As expected from the simulation, they observed displacement of the domain walls in a direction that was consistent with the model. The scientists also calculated the energy that would be necessary for the experimentally observed domain wall motion and came to the conclusion that the energy consumption of the proposed system would be quite cost-effective compared with the best components currently available.
"The results are very promising. We assume that the necessary paradigm shift will be facilitated by this new approach and it will prove possible to develop a method of efficient and controlled synchronous motion of the domain walls in nanowires," said Kläui. This would pave the way for the development of non-volatile spintronic components of the next generation, which could be used in a wide range of applications for data storage as well as logic and sensor modules.
June-Seo Kim et al.
Synchronous precessional motion of multiple domain walls in a ferromagnetic nanowire by perpendicular field pulses
Nature Communications, 24 March 2014
Prof. Dr. Mathias Kläui
Theory of Condensed Matter
Institute of Physics
Johannes Gutenberg University Mainz (JGU)
D 55099 Mainz, GERMANY
phone +49 6131 39-23633
http://www.uni-mainz.de/presse/17186_ENG_HTML.php - press release ;
http://www.nature.com/ncomms/2014/140324/ncomms4429/full/ncomms4429.html - publication
Petra Giegerich | idw - Informationsdienst Wissenschaft
Theory of the strong interaction verified
27.03.2015 | Forschungszentrum Juelich
Dark matter even darker than once thought
27.03.2015 | ESA/Hubble Information Centre
In an experiment at the Department of Energy's SLAC National Accelerator Laboratory, scientists precisely measured the temperature and structure of aluminum as...
The IPH presents a solution at HANNOVER MESSE 2015 to make ship traffic more reliable while decreasing the maintenance costs at the same time. In cooperation with project partners, the research institute from Hannover, Germany, has developed a sensor system which continuously monitors the condition of the marine gearbox, thus preventing breakdowns. Special feature: the monitoring system works wirelessly and energy-autonomously. The required electrical power is generated where it is needed – directly at the sensor.

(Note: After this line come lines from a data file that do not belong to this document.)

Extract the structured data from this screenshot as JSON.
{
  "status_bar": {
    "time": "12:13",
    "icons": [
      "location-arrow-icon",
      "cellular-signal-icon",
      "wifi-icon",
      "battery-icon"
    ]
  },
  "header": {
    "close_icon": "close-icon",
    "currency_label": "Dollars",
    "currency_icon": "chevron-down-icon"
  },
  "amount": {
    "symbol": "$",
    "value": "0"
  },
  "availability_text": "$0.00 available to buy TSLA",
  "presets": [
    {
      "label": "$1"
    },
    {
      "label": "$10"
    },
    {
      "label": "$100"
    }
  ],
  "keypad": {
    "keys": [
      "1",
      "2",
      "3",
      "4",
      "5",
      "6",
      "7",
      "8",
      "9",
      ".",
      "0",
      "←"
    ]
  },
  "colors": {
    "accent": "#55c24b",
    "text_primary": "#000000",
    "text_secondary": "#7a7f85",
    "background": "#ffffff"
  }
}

As well as cars need to be certified regularly (in Germany by the TÜV – Technical Inspection Association), ships need to be inspected – if the powertrain stops...
When an earthquake hits, the faster first responders can get to an impacted area, the more likely infrastructure--and lives--can be saved.
The Atlantic overturning is one of Earth’s most important heat transport systems, pumping warm water northwards and cold water southwards. Also known as the Gulf Stream system, it is responsible for the mild climate in northwestern Europe.
Scientists now found evidence for a slowdown of the overturning – multiple lines of observation suggest that in recent decades, the current system has been...
Because they are regularly subjected to heavy vehicle traffic, emissions, moisture and salt, above- and underground parking garages, as well as bridges, frequently experience large areas of corrosion. Most inspection systems to date have only been capable of inspecting smaller surface areas.
From April 13 to April 17 at the Hannover Messe (hall 2, exhibit booth C16), engineers from the Fraunhofer Institute for Nondestructive Testing IZFP will be...
25.03.2015 | Event News
19.03.2015 | Event News
17.03.2015 | Event News
27.03.2015 | Agricultural and Forestry Science
27.03.2015 | Materials Sciences
27.03.2015 | Ecology, The Environment and Conservation